"Israel has chosen to place the Iranian threat over its settlements," one senior European diplomat said.
According to the Times report, the passage of two Sa'ar 5-class Israeli Navy ships through the Suez Canal on Tuesday was a message to Iran and part of preparations being made by Israel for the possibility of a strike.
"This is preparation that should be taken seriously. Israel is investing time in preparing itself for the complexity of an attack on Iran. These maneuvers are a message to Iran that Israel will follow up on its threats," an unnamed Israeli defense official was quoted by the paper as saying.
"It is not by chance that Israel is drilling long-range maneuvers in a public way. This is not a secret operation. This is something that has been published and which will showcase Israel's abilities," another defense official said.
The passage of the ships comes several weeks after a Dolphin-class submarine passed through the international waterway for the first time.
One of the ships, the INS Hanit, already crossed the canal in June, in what an Egyptian source said was the first time a large missile ship used the strategic waterway, which is the fastest route to get Israeli Navy vessels from the Mediterranean, where they are based, to the Red Sea and beyond.
The other ship to cross on Tuesday was the INS Eilat.
Egyptian Foreign Minister Ahmed Aboul Gheit said that under a long-standing treaty, warships can freely sail through Suez as long as they have no hostile intentions against the state that owns the canal. He declined to say whether the maneuver was aimed at sending a message, saying, "I don't want to analyze an issue that I am not fully aware of."
In the event of a conflict with Iran, and if Israel decided to involve its three Dolphin-class submarines - which according to foreign reports can fire nuclear-tipped cruise missiles and serve as a second-strike platform - the quickest route would be to sail them through the Suez Canal.
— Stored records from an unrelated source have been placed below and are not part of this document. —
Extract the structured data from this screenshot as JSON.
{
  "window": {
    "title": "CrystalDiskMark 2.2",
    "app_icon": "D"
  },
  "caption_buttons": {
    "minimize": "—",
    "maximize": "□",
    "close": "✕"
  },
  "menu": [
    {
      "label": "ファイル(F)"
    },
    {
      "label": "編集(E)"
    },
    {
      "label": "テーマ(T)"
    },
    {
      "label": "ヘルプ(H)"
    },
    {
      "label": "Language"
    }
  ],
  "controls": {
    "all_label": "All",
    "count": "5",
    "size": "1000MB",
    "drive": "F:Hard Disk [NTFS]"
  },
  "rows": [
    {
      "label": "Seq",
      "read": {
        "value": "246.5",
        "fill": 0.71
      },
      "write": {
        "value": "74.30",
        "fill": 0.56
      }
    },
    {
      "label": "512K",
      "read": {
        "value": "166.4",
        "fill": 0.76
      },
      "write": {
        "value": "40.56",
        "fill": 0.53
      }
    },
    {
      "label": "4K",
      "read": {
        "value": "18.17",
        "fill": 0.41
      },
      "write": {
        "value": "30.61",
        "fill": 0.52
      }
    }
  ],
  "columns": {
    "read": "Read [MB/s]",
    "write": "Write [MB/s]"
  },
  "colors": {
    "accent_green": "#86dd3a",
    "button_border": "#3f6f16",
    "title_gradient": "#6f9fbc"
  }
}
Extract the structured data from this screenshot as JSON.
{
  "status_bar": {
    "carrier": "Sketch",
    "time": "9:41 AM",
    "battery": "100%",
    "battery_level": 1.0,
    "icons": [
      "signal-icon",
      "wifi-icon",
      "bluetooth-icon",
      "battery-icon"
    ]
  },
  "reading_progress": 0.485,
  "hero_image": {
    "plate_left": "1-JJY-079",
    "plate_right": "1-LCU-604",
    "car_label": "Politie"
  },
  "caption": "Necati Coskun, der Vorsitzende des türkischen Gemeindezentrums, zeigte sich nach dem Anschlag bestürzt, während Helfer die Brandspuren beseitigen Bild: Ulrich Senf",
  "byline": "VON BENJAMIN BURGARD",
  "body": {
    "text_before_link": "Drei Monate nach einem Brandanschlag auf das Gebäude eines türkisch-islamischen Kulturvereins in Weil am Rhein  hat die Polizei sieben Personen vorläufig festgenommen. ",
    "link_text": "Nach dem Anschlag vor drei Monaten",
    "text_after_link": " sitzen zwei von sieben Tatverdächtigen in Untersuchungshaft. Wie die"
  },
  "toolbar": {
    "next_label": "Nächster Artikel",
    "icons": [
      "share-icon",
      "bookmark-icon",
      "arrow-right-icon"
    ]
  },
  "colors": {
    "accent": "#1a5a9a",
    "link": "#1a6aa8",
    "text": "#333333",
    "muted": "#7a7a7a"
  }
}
Going through the canal would also be the only way to get to the Gulf of Oman without refueling.
Yaakov Katz contributed to this report